” Focusing upon both ‘structure’ and ‘function’ produce a critical analysis of Craig Raine’s poem ‘A Martian Sends A Postcard Home'”Perhaps the most important feature of Craig Raine’s 1979 poem ‘A Martian Sends A Postcard Home’ is that is uses an alien voice as its persona, when writing a poet may use their own voice, someone else’s voice or indeed have a multi-voiced persona as a tool of reaching, challenging and pleasing their audience. It is a very useful tool as this poet shows.Raine’s piece is directed by a keenly observant, intelligent (if not always intelligible), disengaged tone.
Using this foreign voice Raine can intrigue the reader by making conventional objects seem unusual. One example would be:’Mist is when the sky is tired of flight and rests its soft machine on ground’From this quote the audience can acknowledge that this visitor has appreciated the natural beauty and mystique of clouds and mist, but can only equate the phenomenon it mechanical terms. Throughout the piece Raine uses a range of audacious figurative language as his tools to give the poem an air of defamiliarisation, as well as trying to bring the reader into the poem (the very essence of it being an observational poem creates the platform for the reader to develop their own range of signs and signifiers to both conflict and support the said observations) Raine alienates his audience by confusing them. The issue of defamiliarisation was a keystone in Russian formalist thinking.
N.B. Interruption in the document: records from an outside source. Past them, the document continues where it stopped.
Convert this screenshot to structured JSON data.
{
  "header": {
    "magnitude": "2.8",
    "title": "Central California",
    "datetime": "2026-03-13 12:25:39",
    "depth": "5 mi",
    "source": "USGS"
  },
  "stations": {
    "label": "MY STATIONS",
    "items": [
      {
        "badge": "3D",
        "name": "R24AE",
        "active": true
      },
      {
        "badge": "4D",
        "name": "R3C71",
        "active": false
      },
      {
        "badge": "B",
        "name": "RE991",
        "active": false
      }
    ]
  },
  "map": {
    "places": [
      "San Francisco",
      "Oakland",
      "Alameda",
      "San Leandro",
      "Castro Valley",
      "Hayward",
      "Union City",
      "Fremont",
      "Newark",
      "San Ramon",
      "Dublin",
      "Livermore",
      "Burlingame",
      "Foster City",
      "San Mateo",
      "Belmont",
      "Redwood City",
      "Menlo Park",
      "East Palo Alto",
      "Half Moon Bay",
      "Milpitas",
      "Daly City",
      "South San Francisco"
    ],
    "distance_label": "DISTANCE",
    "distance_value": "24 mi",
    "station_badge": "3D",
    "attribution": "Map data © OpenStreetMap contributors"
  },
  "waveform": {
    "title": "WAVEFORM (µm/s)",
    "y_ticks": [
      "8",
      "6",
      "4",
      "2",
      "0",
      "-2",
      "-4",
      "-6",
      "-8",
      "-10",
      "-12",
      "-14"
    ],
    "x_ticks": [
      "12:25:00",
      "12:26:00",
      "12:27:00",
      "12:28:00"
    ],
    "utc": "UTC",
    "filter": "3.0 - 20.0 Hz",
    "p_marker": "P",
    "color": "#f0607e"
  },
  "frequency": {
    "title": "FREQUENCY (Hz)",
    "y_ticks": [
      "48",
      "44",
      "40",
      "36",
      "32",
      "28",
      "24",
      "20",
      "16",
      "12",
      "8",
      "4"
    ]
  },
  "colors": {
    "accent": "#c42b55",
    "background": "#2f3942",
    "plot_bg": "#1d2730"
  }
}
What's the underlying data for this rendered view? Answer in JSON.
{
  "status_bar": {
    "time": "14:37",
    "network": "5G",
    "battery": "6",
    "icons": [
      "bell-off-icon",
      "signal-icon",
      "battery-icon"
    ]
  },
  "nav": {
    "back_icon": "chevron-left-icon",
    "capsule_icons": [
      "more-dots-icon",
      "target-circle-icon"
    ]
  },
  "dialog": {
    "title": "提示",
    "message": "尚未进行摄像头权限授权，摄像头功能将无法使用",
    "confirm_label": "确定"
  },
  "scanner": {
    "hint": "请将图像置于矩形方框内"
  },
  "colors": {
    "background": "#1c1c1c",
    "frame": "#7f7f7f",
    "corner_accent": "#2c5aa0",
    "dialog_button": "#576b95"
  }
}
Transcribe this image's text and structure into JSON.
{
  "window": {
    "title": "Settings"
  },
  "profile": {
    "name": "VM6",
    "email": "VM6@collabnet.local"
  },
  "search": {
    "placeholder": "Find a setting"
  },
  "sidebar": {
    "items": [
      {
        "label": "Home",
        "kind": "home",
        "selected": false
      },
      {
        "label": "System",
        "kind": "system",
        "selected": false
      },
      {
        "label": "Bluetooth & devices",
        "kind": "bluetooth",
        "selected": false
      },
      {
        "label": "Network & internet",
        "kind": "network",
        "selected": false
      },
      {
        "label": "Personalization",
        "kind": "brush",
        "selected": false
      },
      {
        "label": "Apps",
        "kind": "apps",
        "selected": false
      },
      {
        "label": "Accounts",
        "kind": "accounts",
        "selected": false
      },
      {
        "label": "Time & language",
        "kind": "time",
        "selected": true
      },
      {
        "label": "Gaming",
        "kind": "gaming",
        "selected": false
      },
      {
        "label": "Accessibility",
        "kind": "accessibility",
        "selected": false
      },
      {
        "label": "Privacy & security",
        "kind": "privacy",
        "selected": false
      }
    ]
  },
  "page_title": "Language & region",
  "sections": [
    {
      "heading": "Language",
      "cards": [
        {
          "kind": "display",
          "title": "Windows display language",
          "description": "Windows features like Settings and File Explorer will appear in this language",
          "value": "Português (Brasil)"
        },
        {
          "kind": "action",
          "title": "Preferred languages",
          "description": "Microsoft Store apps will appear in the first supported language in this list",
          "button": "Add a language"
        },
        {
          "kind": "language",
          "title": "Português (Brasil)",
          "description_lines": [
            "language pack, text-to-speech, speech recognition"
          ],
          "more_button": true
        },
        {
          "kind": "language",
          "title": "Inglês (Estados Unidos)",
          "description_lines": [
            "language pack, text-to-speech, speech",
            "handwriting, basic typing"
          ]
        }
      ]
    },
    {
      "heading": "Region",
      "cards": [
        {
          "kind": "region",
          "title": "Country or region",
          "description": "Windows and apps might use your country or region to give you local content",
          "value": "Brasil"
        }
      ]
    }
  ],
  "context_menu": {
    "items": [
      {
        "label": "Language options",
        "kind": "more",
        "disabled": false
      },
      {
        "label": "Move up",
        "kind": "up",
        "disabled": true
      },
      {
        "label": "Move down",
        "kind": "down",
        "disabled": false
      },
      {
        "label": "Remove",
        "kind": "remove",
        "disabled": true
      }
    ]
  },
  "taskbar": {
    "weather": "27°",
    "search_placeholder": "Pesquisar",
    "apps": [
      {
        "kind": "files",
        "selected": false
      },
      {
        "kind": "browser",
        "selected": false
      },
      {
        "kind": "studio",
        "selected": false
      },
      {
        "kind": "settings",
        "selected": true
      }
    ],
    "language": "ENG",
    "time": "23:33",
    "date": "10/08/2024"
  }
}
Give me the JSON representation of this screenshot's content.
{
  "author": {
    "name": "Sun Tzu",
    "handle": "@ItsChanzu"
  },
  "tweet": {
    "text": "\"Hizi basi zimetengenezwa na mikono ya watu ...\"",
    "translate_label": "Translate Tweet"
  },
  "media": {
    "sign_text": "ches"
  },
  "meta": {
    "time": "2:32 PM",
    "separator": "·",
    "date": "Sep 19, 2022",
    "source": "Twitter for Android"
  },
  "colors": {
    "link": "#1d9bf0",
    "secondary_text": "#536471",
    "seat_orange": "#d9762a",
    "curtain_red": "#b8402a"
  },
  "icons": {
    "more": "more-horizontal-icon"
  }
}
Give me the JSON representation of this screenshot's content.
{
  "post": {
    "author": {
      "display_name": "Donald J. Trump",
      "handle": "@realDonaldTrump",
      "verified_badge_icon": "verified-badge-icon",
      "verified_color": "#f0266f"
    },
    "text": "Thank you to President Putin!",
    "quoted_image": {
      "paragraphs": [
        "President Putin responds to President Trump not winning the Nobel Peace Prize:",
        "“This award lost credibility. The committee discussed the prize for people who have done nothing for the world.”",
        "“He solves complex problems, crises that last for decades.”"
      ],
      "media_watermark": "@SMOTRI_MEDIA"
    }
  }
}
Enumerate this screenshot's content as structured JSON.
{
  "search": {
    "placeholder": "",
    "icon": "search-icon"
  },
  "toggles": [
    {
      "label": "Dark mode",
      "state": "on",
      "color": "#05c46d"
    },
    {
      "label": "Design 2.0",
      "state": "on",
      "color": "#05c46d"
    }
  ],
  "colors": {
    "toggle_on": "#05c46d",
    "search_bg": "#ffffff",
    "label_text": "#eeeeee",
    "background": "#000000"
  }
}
Due to our own lives being made up of repetition and countless encounters with the world, the way that we view things become automated into a single diatribe of less than conscious stumblings. If you like, we become over familiar with the world and our own existence that we do not appreciate individual experiences any more, we mould everything into a continuous blur of shapes and shades and limit our own understanding of events and repercussions. The function that Raine’s audience defamiliarisation provides is that instead of the habitual way of viewing the world that normally happens the reader has to realise that the things they have taken for face value are no longer normal and thus have become abnormal, creating the platform for alienation.By having the foreign voice refer to a watch in the way:’ But time is tied to the wrist or kept in a box, ticking with impatience’Another example of the defamiliariaThe audiences own signs no longer govern the understanding and we have to deduce the Martians to gain real meaning, developing, on the way, a new series of signs and signifiers.
We take Raine/the Martian’s figurative speech and begin to create word puzzles and pictures to develop a level of understanding that enables us to continue reading. The unnerving quality of the language therefore becomes the poems and success by encouraging the audience to appreciate what they are reading/developing.As ‘A Martian..
.’ is an observational poem you can see the poet at work, even though Raine is using an alien voice we are still reading thoughts and reflections that he has seen worthy to document, so we must take into consideration that although some of the meaning isn’t directly clear we are reading work that is created by a very human inner source. It’s this that can lead us to argue the origins of the voice that is ‘narrating’ it is feasible Raine put Martian in the title just to refer to the alienating content of the work and its actually a human voice referring to objects in his life.